### EXERCISE
Scan the lines below for the word "title". Copy each line you find it in.

Source data
==============================

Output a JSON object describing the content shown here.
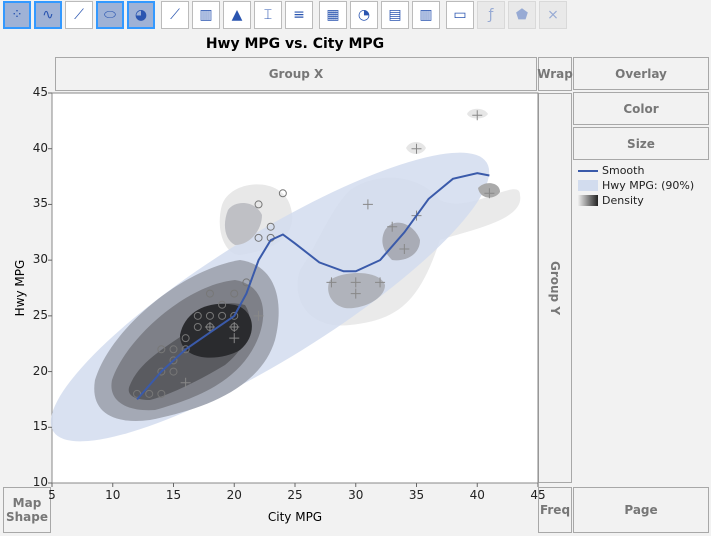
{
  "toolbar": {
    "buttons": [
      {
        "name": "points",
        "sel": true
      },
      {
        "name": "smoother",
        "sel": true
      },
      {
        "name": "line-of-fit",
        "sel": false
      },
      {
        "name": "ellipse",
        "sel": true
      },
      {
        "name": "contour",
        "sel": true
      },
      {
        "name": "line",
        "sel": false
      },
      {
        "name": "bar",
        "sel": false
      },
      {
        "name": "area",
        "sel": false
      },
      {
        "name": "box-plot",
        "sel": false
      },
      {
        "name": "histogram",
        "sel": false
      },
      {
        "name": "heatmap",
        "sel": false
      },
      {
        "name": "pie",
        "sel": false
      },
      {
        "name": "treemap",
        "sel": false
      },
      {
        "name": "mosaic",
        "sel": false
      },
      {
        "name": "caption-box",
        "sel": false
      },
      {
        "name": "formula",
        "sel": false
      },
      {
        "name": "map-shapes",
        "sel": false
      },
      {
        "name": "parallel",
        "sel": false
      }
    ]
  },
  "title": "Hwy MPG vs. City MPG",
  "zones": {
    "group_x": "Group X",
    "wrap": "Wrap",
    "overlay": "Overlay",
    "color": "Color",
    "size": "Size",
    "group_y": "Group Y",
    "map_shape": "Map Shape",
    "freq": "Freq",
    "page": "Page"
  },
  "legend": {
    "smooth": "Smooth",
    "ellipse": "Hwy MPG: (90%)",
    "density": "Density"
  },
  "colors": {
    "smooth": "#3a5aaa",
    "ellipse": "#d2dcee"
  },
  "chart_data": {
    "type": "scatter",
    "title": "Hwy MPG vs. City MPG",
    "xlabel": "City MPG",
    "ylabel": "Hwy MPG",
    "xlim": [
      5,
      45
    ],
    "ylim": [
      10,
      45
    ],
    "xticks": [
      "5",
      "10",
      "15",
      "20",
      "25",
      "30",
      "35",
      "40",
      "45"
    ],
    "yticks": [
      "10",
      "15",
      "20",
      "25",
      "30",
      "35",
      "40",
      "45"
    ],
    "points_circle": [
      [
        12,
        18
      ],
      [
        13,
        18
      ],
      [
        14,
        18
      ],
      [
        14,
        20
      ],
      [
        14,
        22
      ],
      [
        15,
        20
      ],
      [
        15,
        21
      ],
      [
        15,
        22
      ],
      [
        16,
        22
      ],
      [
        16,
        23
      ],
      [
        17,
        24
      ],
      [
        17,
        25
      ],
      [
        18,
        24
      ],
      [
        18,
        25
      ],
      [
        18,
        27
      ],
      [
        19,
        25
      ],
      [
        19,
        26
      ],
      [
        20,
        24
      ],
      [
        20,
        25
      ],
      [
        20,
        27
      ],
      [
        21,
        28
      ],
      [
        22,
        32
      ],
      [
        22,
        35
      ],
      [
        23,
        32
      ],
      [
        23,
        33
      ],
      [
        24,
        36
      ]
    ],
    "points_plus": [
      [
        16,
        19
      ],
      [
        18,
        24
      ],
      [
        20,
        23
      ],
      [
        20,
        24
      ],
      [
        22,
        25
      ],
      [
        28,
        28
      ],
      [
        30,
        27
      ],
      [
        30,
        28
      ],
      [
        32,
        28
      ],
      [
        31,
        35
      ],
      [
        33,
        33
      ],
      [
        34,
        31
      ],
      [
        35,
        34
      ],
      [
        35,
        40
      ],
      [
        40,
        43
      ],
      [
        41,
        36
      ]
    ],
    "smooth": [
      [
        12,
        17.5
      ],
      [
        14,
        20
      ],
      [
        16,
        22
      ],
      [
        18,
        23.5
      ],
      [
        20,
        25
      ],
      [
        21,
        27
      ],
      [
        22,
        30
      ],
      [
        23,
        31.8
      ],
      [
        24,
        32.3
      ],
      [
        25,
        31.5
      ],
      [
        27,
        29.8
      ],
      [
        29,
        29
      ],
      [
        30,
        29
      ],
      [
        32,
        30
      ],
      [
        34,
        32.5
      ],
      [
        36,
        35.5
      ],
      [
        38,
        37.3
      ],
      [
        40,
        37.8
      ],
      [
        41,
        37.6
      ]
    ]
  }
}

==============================

### REPLY
  "title": "Hwy MPG vs. City MPG",
    "title": "Hwy MPG vs. City MPG",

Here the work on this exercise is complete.